Life without COX 2 inhibitors

BMJ 2006; 332 doi: https://doi.org/10.1136/bmj.332.7553.1287 (Published 01 June 2006) Cite this as: BMJ 2006;332:1287
  1. Allen F Shaughnessy (Allen.Shaughnessy@Tufts.edu), adjunct professor of public health and family medicine,
  2. Andrea E Gordon, clinical assistant professor of public health and family medicine
  1. Tufts University Family Medicine Residency, 100 Hospital Road, Malden, MA 02148, USA
  2. Tufts University Family Medicine Residency, 100 Hospital Road, Malden, MA 02148, USA

    Doctors need to broaden their approach to pain in older patients

    Several cyclo-oxygenase-2 inhibitors (COX 2 inhibitors) have been withdrawn from sale in many countries. The use of other drugs in this class is being limited by their potential to cause cardiac effects. As Kearney and colleagues show (p 1302), this concern is valid, since they have been associated with an increased risk of myocardial infarction with prolonged use as compared with placebo or other non-steroidal anti-inflammatory drugs.1

    Have we lost a truly superior option? Probably not. Although COX 2 inhibitors were marketed as being less likely to cause gastrointestinal distress and ulceration, there is good evidence that other pharmacological and non-drug options may be reasonably effective, equally safe, and less costly.

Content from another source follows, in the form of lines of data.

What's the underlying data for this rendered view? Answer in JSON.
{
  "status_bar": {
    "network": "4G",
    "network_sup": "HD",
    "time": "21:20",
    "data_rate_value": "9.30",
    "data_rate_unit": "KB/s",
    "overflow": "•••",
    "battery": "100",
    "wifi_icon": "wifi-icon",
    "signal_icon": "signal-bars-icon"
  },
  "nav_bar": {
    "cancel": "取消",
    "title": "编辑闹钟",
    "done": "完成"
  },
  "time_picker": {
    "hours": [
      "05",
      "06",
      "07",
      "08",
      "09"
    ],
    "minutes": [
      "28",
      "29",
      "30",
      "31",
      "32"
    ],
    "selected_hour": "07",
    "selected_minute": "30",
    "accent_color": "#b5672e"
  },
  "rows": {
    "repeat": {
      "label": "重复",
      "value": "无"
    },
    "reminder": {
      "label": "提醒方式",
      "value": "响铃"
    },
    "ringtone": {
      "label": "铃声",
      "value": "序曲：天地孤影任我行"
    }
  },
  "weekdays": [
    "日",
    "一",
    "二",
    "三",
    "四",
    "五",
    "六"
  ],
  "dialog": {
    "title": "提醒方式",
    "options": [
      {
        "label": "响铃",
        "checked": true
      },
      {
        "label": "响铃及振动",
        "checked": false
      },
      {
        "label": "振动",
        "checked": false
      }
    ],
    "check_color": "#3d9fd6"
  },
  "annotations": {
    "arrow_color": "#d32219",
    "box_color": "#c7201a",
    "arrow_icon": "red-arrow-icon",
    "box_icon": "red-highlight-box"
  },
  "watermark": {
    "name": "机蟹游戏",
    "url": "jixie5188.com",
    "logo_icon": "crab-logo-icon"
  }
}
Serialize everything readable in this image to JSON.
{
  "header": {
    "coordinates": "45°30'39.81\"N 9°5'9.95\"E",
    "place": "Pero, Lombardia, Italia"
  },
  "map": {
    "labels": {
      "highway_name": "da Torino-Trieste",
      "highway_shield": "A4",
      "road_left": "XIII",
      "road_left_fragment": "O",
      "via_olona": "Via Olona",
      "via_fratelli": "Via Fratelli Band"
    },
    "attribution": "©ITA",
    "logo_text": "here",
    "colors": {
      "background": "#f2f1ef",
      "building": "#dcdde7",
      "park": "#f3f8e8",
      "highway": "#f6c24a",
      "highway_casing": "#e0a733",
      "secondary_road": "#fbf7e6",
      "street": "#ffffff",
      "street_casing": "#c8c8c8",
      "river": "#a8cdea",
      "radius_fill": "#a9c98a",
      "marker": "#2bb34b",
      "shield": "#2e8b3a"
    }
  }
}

    COX 2 inhibitors rose to market prominence on the basis of premarketing and postmarketing studies showing less ulceration, on endoscopy, of the gastrointestinal tract. However, ulceration is neither intrinsically harmful nor a surrogate marker for harm associated with use of non-steroidal anti-inflammatory drugs (NSAIDs).2

    Gastroduodenal damage found on endoscopy in clinical …

    View Full Text

    Sign in

    Log in through your institution

    Free trial

    Register for a free trial to thebmj.com to receive unlimited access to all content on thebmj.com for 14 days.
    Sign up for a free trial

    Subscribe